#### [How to complete this task]
Please write the data out once more, exactly as it is given.

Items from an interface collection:
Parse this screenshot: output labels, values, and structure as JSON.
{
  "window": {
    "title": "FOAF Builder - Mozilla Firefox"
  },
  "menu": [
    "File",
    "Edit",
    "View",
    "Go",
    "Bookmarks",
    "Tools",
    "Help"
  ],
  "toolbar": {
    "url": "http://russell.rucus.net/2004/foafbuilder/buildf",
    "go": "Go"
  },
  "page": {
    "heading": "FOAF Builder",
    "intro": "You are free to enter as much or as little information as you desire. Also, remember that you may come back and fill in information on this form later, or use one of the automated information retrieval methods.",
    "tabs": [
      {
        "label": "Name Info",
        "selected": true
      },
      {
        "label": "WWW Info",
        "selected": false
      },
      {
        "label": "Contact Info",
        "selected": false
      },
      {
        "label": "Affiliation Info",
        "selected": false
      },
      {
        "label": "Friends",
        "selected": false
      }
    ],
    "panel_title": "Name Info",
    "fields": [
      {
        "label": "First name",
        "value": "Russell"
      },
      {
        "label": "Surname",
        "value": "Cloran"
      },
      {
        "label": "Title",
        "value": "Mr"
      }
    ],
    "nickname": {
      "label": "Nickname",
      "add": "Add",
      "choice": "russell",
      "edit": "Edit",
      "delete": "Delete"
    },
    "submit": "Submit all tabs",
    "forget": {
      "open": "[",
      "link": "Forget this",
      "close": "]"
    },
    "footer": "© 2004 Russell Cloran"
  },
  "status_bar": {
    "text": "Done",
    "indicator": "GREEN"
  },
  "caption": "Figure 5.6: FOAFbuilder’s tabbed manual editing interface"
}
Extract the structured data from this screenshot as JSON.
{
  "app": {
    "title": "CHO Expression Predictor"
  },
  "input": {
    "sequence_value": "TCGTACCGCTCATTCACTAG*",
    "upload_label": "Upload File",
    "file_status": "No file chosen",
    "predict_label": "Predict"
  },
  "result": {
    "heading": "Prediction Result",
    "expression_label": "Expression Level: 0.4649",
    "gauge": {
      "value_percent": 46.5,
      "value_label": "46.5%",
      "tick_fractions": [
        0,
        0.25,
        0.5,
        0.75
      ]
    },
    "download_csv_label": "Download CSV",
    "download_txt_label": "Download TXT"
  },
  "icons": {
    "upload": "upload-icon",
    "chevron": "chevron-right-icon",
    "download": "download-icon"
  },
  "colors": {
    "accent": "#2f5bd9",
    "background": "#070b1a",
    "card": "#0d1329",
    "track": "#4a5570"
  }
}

#### [Written response]
Parse this screenshot: output labels, values, and structure as JSON.
{
  "window": {
    "title": "FOAF Builder - Mozilla Firefox"
  },
  "menu": [
    "File",
    "Edit",
    "View",
    "Go",
    "Bookmarks",
    "Tools",
    "Help"
  ],
  "toolbar": {
    "url": "http://russell.rucus.net/2004/foafbuilder/buildf",
    "go": "Go"
  },
  "page": {
    "heading": "FOAF Builder",
    "intro": "You are free to enter as much or as little information as you desire. Also, remember that you may come back and fill in information on this form later, or use one of the automated information retrieval methods.",
    "tabs": [
      {
        "label": "Name Info",
        "selected": true
      },
      {
        "label": "WWW Info",
        "selected": false
      },
      {
        "label": "Contact Info",
        "selected": false
      },
      {
        "label": "Affiliation Info",
        "selected": false
      },
      {
        "label": "Friends",
        "selected": false
      }
    ],
    "panel_title": "Name Info",
    "fields": [
      {
        "label": "First name",
        "value": "Russell"
      },
      {
        "label": "Surname",
        "value": "Cloran"
      },
      {
        "label": "Title",
        "value": "Mr"
      }
    ],
    "nickname": {
      "label": "Nickname",
      "add": "Add",
      "choice": "russell",
      "edit": "Edit",
      "delete": "Delete"
    },
    "submit": "Submit all tabs",
    "forget": {
      "open": "[",
      "link": "Forget this",
      "close": "]"
    },
    "footer": "© 2004 Russell Cloran"
  },
  "status_bar": {
    "text": "Done",
    "indicator": "GREEN"
  },
  "caption": "Figure 5.6: FOAFbuilder’s tabbed manual editing interface"
}
Extract the structured data from this screenshot as JSON.
{
  "app": {
    "title": "CHO Expression Predictor"
  },
  "input": {
    "sequence_value": "TCGTACCGCTCATTCACTAG*",
    "upload_label": "Upload File",
    "file_status": "No file chosen",
    "predict_label": "Predict"
  },
  "result": {
    "heading": "Prediction Result",
    "expression_label": "Expression Level: 0.4649",
    "gauge": {
      "value_percent": 46.5,
      "value_label": "46.5%",
      "tick_fractions": [
        0,
        0.25,
        0.5,
        0.75
      ]
    },
    "download_csv_label": "Download CSV",
    "download_txt_label": "Download TXT"
  },
  "icons": {
    "upload": "upload-icon",
    "chevron": "chevron-right-icon",
    "download": "download-icon"
  },
  "colors": {
    "accent": "#2f5bd9",
    "background": "#070b1a",
    "card": "#0d1329",
    "track": "#4a5570"
  }
}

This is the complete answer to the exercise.